I'm a little disappointed to find that even with the review and my flyering of my street show audience, I'm working to 6 people again in my solo show. Most of it is story telling, which is fine with a small audience, but some of the routines are really helped by atmosphere, and feel – at least to me – emptier when the laughs are sparser.
My mood dips a little, but not for long. However crappy any of my days at the fringe turn out to be, every night I'm headlining Vive Le Cabaret which is turning out to be a peach of a show – great core cast and brilliant special guest spots. I'm stunned and honoured that I'm closing this show every night, and Des O'Connor's astonishingly great compering assures that I always bounce on stage feeling like a star. 6 people or not.
The only reasonable way to round off a five show day at the fringe is, of course, with drink, so I put a little call out on twitter for people to come a hang out in the courtyard and have a lovely night in the company of Honey Wilde, Eastend Cabaret, Ed and Amelie, Cherry Loco and various other brilliant cabaret wierdos.
6th August
Bearing in mind that in Edinburgh (a) all the streets are on hills and (b) It's always bloody raining, I'm not sure why there isn't one part of town – the part where all the hills end – that just fills with water every day and drowns everyone there.
Comparitively slow day today – only three shows – and due to the drinking last night, it's well into the morning before I stir. Next door to my venue there is a good looking little cafe – all cramped tables and steamed up windows - and yesterday Kirsty, our fabulously enthusiastic stage manager, was raving about it, so I figure it's time for a nice big fry-up. The menu options are:
Big veggie breakfast
Bigger veggie breakfast
Biggest veggie breakfast
I opt for the biggest, and then add extra eggs and toast. It's great, and it's a pleasure to see a “Tattie scone” on my plate for the first time in a year. But then, beautiful tragedy: I am still hungry. Fuck it. I order macaroni cheese and chips as a chaser. Mmmm carbs.

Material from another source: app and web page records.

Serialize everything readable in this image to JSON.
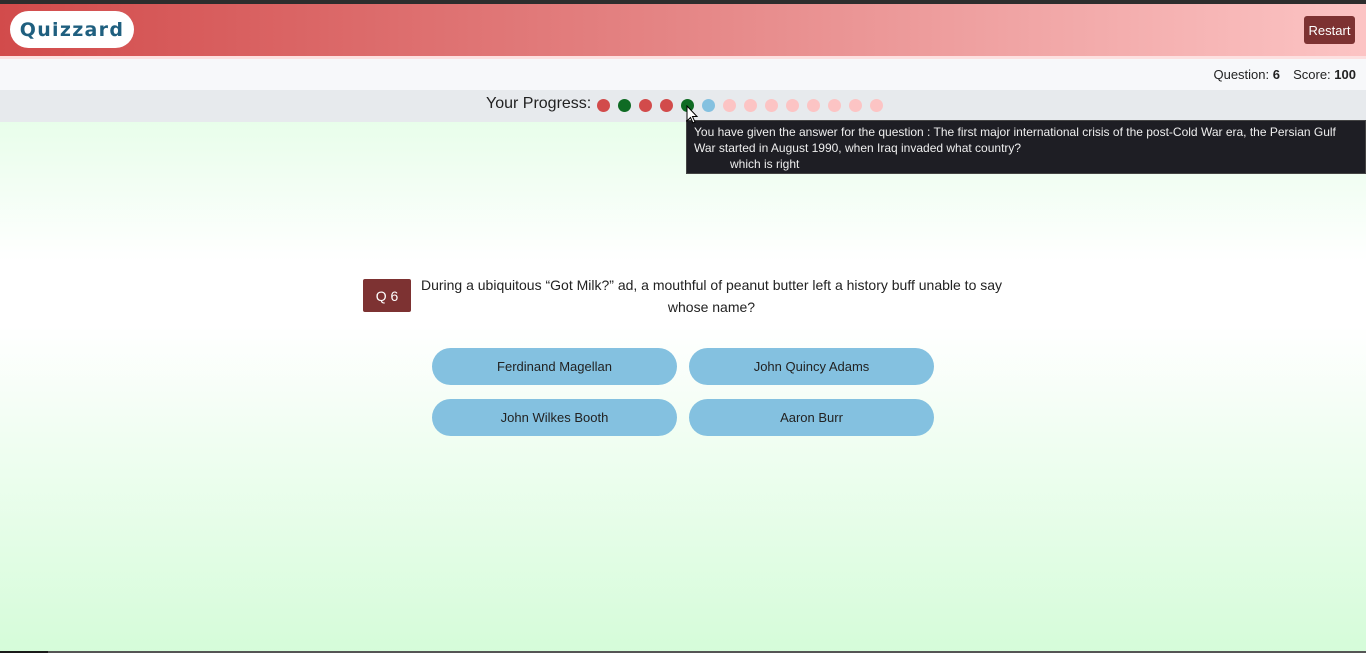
{
  "header": {
    "brand": "Quizzard",
    "restart_label": "Restart"
  },
  "status": {
    "question_label": "Question:",
    "question_value": "6",
    "score_label": "Score:",
    "score_value": "100"
  },
  "progress": {
    "label": "Your Progress:",
    "dots": [
      {
        "state": "wrong",
        "color": "#d24b4b"
      },
      {
        "state": "right",
        "color": "#0f6b24"
      },
      {
        "state": "wrong",
        "color": "#d24b4b"
      },
      {
        "state": "wrong",
        "color": "#d24b4b"
      },
      {
        "state": "right",
        "color": "#0f6b24"
      },
      {
        "state": "current",
        "color": "#84c1e0"
      },
      {
        "state": "pending",
        "color": "#fcc4c4"
      },
      {
        "state": "pending",
        "color": "#fcc4c4"
      },
      {
        "state": "pending",
        "color": "#fcc4c4"
      },
      {
        "state": "pending",
        "color": "#fcc4c4"
      },
      {
        "state": "pending",
        "color": "#fcc4c4"
      },
      {
        "state": "pending",
        "color": "#fcc4c4"
      },
      {
        "state": "pending",
        "color": "#fcc4c4"
      },
      {
        "state": "pending",
        "color": "#fcc4c4"
      }
    ]
  },
  "tooltip": {
    "line1": "You have given the answer for the question : The first major international crisis of the post-Cold War era, the Persian Gulf War started in August 1990, when Iraq invaded what country?",
    "line2": "which is right"
  },
  "question": {
    "badge": "Q 6",
    "text": "During a ubiquitous “Got Milk?” ad, a mouthful of peanut butter left a history buff unable to say whose name?",
    "answers": [
      "Ferdinand Magellan",
      "John Quincy Adams",
      "John Wilkes Booth",
      "Aaron Burr"
    ]
  }
}
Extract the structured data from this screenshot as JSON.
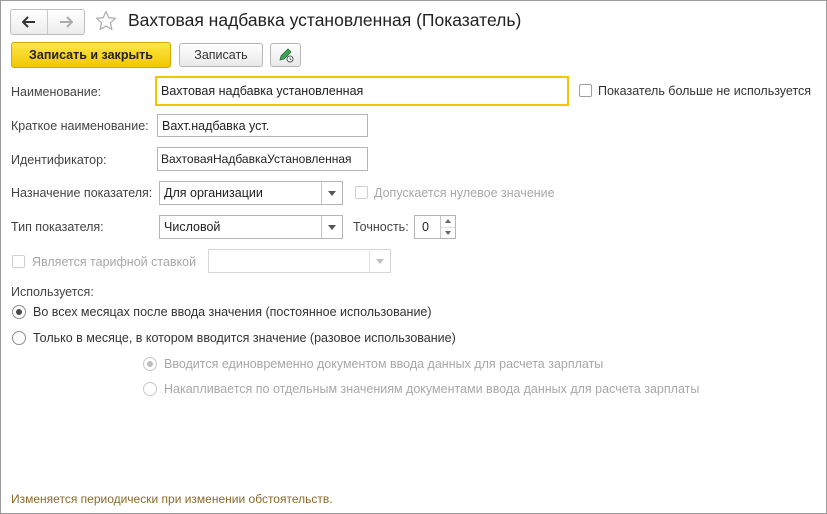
{
  "window": {
    "title": "Вахтовая надбавка установленная (Показатель)",
    "nav_back_icon": "arrow-left-icon",
    "nav_forward_icon": "arrow-right-icon",
    "favorite_icon": "star-icon"
  },
  "toolbar": {
    "save_close_label": "Записать и закрыть",
    "save_label": "Записать",
    "edit_icon": "pencil-settings-icon"
  },
  "form": {
    "name_label": "Наименование:",
    "name_value": "Вахтовая надбавка установленная",
    "not_used_label": "Показатель больше не используется",
    "short_name_label": "Краткое наименование:",
    "short_name_value": "Вахт.надбавка уст.",
    "identifier_label": "Идентификатор:",
    "identifier_value": "ВахтоваяНадбавкаУстановленная",
    "purpose_label": "Назначение показателя:",
    "purpose_value": "Для организации",
    "zero_allowed_label": "Допускается нулевое значение",
    "type_label": "Тип показателя:",
    "type_value": "Числовой",
    "precision_label": "Точность:",
    "precision_value": "0",
    "tariff_label": "Является тарифной ставкой",
    "tariff_value": "",
    "usage_label": "Используется:",
    "usage_option_permanent": "Во всех месяцах после ввода значения (постоянное использование)",
    "usage_option_once": "Только в месяце, в котором вводится значение (разовое использование)",
    "sub_option_single_doc": "Вводится единовременно документом ввода данных для расчета зарплаты",
    "sub_option_accumulate": "Накапливается по отдельным значениям документами ввода данных для расчета зарплаты"
  },
  "footer": {
    "note": "Изменяется периодически при изменении обстоятельств."
  },
  "colors": {
    "primary_button": "#f2c600",
    "focus_border": "#f2c600",
    "footer_text": "#8a6a2a"
  }
}
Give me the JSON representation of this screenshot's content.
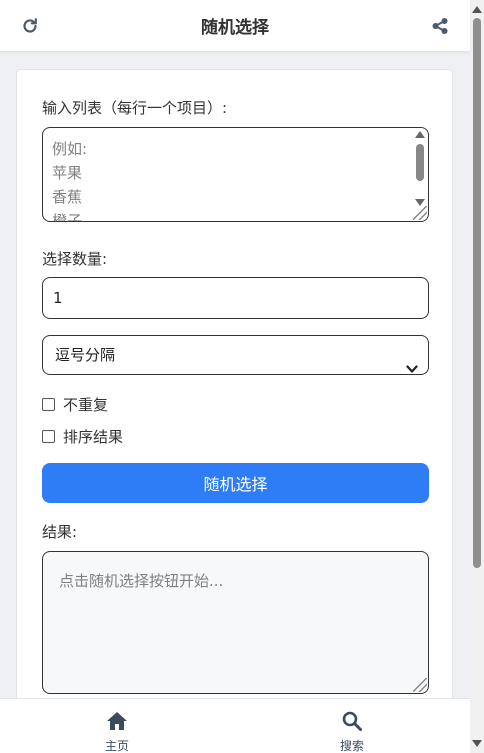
{
  "header": {
    "title": "随机选择",
    "left_icon": "refresh-icon",
    "right_icon": "share-icon"
  },
  "form": {
    "list_label": "输入列表（每行一个项目）:",
    "list_placeholder_lines": [
      "例如:",
      "苹果",
      "香蕉",
      "橙子"
    ],
    "count_label": "选择数量:",
    "count_value": "1",
    "separator_selected": "逗号分隔",
    "no_repeat_label": "不重复",
    "sort_label": "排序结果",
    "submit_label": "随机选择",
    "result_label": "结果:",
    "result_placeholder": "点击随机选择按钮开始..."
  },
  "bottom_nav": {
    "items": [
      {
        "label": "主页",
        "icon": "home-icon"
      },
      {
        "label": "搜索",
        "icon": "search-icon"
      }
    ]
  },
  "colors": {
    "accent": "#2f7df6",
    "header_text": "#333333",
    "icon": "#4a5a6b",
    "result_bg": "#f7f8fa"
  }
}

Bitch Doctors today is great, really tightening up while still allowing for improv. I always love working with Des, but it's a huge treat to be sharing a stage with Helen Arney every night. She's just completely brilliant. A smart, silly and elegant performer, and gorgeous musically. If you don't know her stuff, seek her out.
I'm having a day off from the Voodoo revue today, which means I can crack open a can of Relentless and sit at the back to watch. Halfway through the show, my producer taps my on the shoulder and whispers in my ear that one of the acts hasn't turned up, so could I do a spot. One hurried set-up later and I'm back on stage.
And then it's time for my solo show again – I'm hoping that I get at least seven in tonight, and am very happy to discover that I'm in the low twenties. That still might not sound like much, but it makes all the difference and or the first time this fringe I get to feel how the show should feel. Afterwards I cruise over to The Pleasance for Vive Le Cabaret in the pouring rain, with a big shiny grin on my face.
And who's on at Vive but the brilliant Norman Lovett, who you might know as Holly the computer from Red Dwarf. He's been going for ever, and is a wonderful stand-up. An act full of craft and art. Gentle, clever, thoughtful and silly. We go for a drink after the show – the last time I shared a bill with him was nearly 25 years ago in a tiny little London cabaret club – and he's a mensch. So great to be able to chat to him. This is one of the things that makes the fringe such a seductive and intoxicating place to be.